Pasolini wrote his earliest poetry, collected in his first book, Poesie a Casarsa, in his native Friulian peasant language, in the hope of creating a literature accessible to the poor. Pasolini rejected the official language because he believed that it had been created by and for the bourgeoisie. These early poems appear in an expanded and revised version, La meglio gioventù (1954) and center on his renunciation of Catholicism and his endorsement of Marxist beliefs. Other early poems, along with some experiments in the tradition of religious poetry, are collected in the volume, L'usignolo della Chiesa Cattolica (1958). The poetry of Le ceneri di Gramsci and La religione del mio tempo (1961) reflects, among other beliefs, Gramsci's idea of a "popular national literature." Pasolini broke away from the preceding generation of Italian poets by composing Le ceneri di Gramsci in terza rima—a subversive return to the traditional verse of Dante, Pascol, and the civic poets of the Risorgimento. Although he eventually abandoned terza rima, he later returned to it in "A Desperate Vitality," in Poesia in forma di rosa (1964). He revised many poems in Friuliano and published them in La nuova giovento (1975). Pasolini's later poems are more autobio-graphical and confessional, yet the political concerns central to the majority of his works are still evident. In his last works Pasolini declared a kind of poetic bankruptcy as he attempted to renounce literature and his origins. Shortly before his death Pasolini repudiated a large part of his own work: "It's already an illusion to write poetry, and yet I keep doing so, even if for me poetry is no longer the marvelous classic myth that exalted my adolescence. I no longer believe in dialectic and contradiction, but only in opposition."

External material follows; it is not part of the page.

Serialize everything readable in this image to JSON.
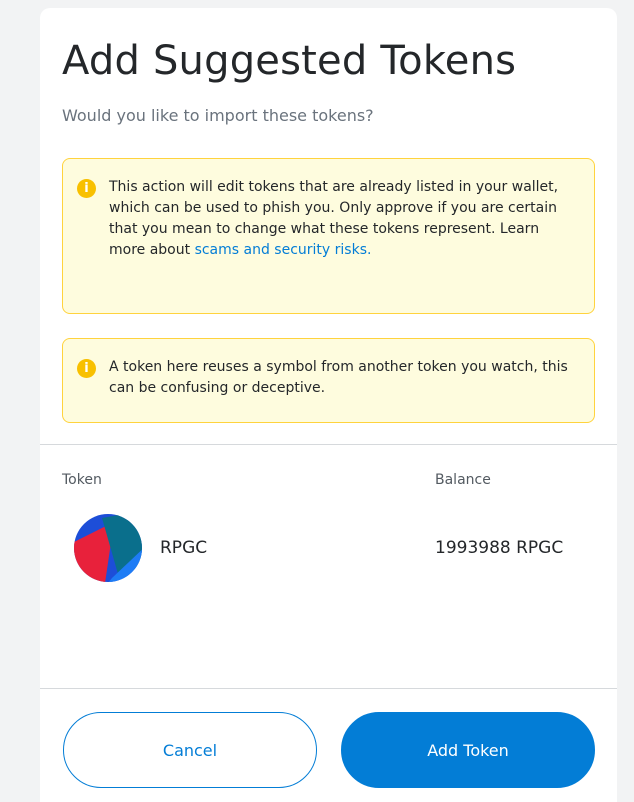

Most critics agree that Pasolini's great contribution was the creation of a "civic" poetry, "the rational argument of a civilized mind." The adjective has also been used to describe Pasolini's verse as "public" poetry, even if there was not necessarily a consensus of acceptance by the public. Critics and intellectuals have considered Pasolini an "organic intellectual," a term used by Gramsci to designate a new kind of militant intellectual, linked to the working class, who worked through the apparatus of the party. The openness in Pasolini's poetry has been seen as a strength by some critics; others have commented on Pasolini's inability to resolve his inner conflicts in his work, and his tendency toward narcissism, egocentrism, and martyrdom. While some critics, noting Pasolini's strong narrative tendency and use of traditional metrics, have read his poetry as a conservative exercise which missed the 1960s avant-garde trend in Italy, Pasolini's poetry has been seen by some as immune to a historically-determined categorization. Stefano Agosti considered Pasolini's poetic language "a diction which is at once total and suspended, entirely involved and critically deferred."